Frequently Asked Questions (FAQ)
What is the Control Systems Security Program's mission?
The Department of Homeland Security (DHS) National Cyber Security Division (NCSD) established the Control Systems Security Program (CSSP) to guide a cohesive effort between government and industry to improve the security posture of control systems within the nation's critical infrastructure. The CSSP assists control systems vendors and asset owners/operators in identifying security vulnerabilities and developing measures to strengthen their security posture and reduce risk through sound mitigation strategies.
What are the critical infrastructure sectors?
Homeland Security Presidential Directive 7 (HSPD-7), National Infrastructure Protection Plan (NIPP), and federal policies identified and categorized U.S. critical infrastructure into the following 18 critical infrastructure sectors and key resources, referred to as CI/KR.
- Agriculture and Food
- Banking and Finance
- Commercial Facilities
- Critical Manufacturing
- Defense Industrial Base
- Drinking Water and Water Treatment Systems
- Emergency Services
- Government Facilities
- Information Technology
- National Monuments and Icons
- Nuclear Reactors, Materials, and Waste
- Postal and Shipping
- Public Health and Healthcare
- Transportation Systems
How Does CSSP coordinate work with other government stakeholders?
The CSSP has established the Control Systems Security Working Group (CSSWG) for federal stakeholders that provides a forum by which the federal government can communicate and coordinate its efforts to increase the cyber security of control systems in critical infrastructures.

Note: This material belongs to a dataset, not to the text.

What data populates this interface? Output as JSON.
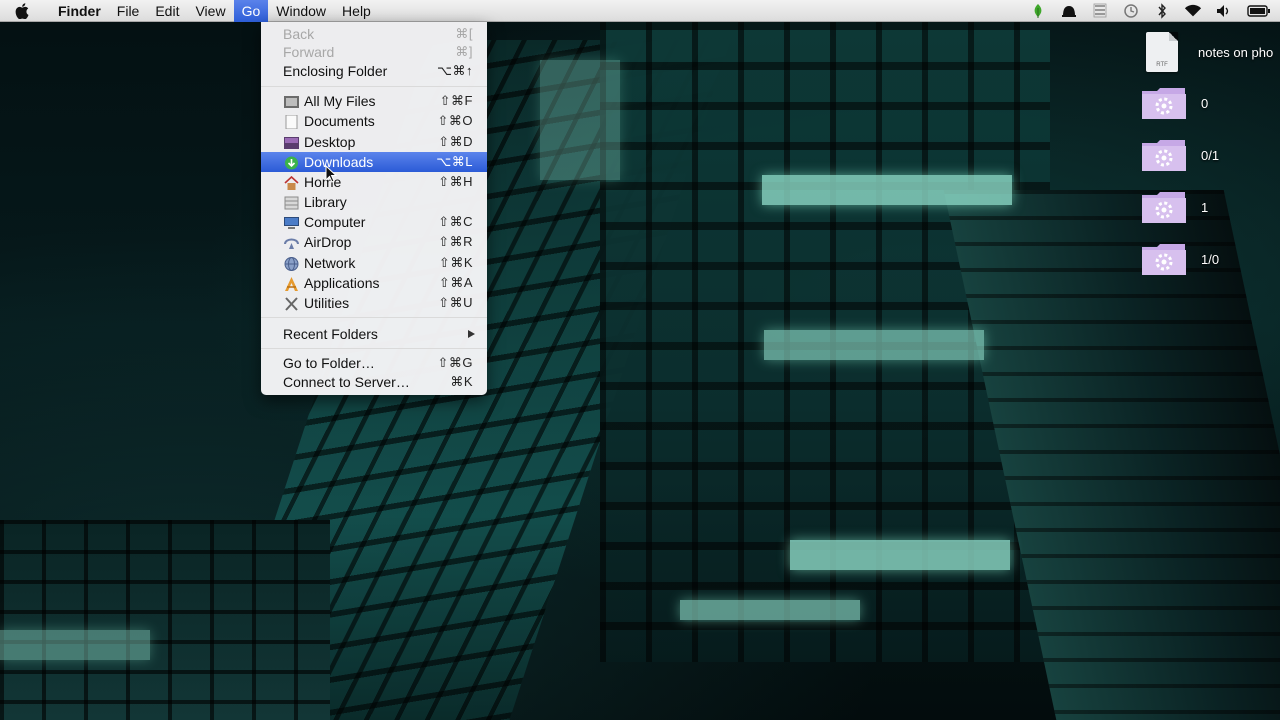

These efforts facilitate interaction and collaboration between and among federal departments and agencies regarding control systems cyber security initiatives.
The CSSWG is a team of individuals from various federal departments and agencies who have roles and responsibilities in securing industrial control systems within the critical infrastructure of the United States. Since there are similar cyber security challenges from sector to sector, this collaboration effort benefits the nation by promoting and leveraging existing work and maximizing the efficient use of resources.
How is the CSSP working with industry?
The CSSP is partnering with members of the control community to help develop and vet recommended practices, provide guidance in supporting the CSSP's incident response capability, and participate in leadership working groups to ensure the community's cyber security concerns are considered in our products and deliverables.
The CSSP is also working to facilitate discussions between the federal government and the control systems vendor community, establishing relationships that are meant to foster an environment of collaboration to address common control systems cyber security issues. The CSSP is also developing a suite of tools, which when complete will provide asset owners and operators with the ability to measure the security posture of their control systems environments and to identify the appropriate cyber security mitigation measures they should implement.
How does the program protect submitted information?
The PCII Program, established in response to the Critical Infrastructure Information Act of 2002 (CII Act), creates a new framework for protecting certain types of information. The PCII program enables members of the private sector to, for the first time, voluntarily submit confidential information regarding the nation's critical infrastructure to the Department of Homeland Security (DHS) with the assurance that the information will be protected from public disclosure.
All work performed by associated national laboratories is protected through contractual agreements. These agreements allow proprietary information to be viewed securely by individuals performing work related to each project and protect it.
How can I participate?
The success of the CSSP is dependent upon the active involvement of the control systems community in providing insight for the program. Many opportunities to participate in this important work exist. There is a need for help in standards bodies, industry work groups, and forums.
The only way to ensure the success of the CSSP in providing national level situational awareness of the cyber status of our nation's critical control systems is through control systems community submissions of cyber incidents and vulnerabilities to US-CERT. Submissions can be made through the landing page of the Control Systems Security Program website.
How do I contact the CSSP?
If you would like to contact the CSSP please send inquiries to:
US-CERT Control Systems Security Program
National Cyber Security Division
US Department of Homeland Security
Mail Stop 8500
245 Murray Lane, SW, Building 410
Washington, DC 20528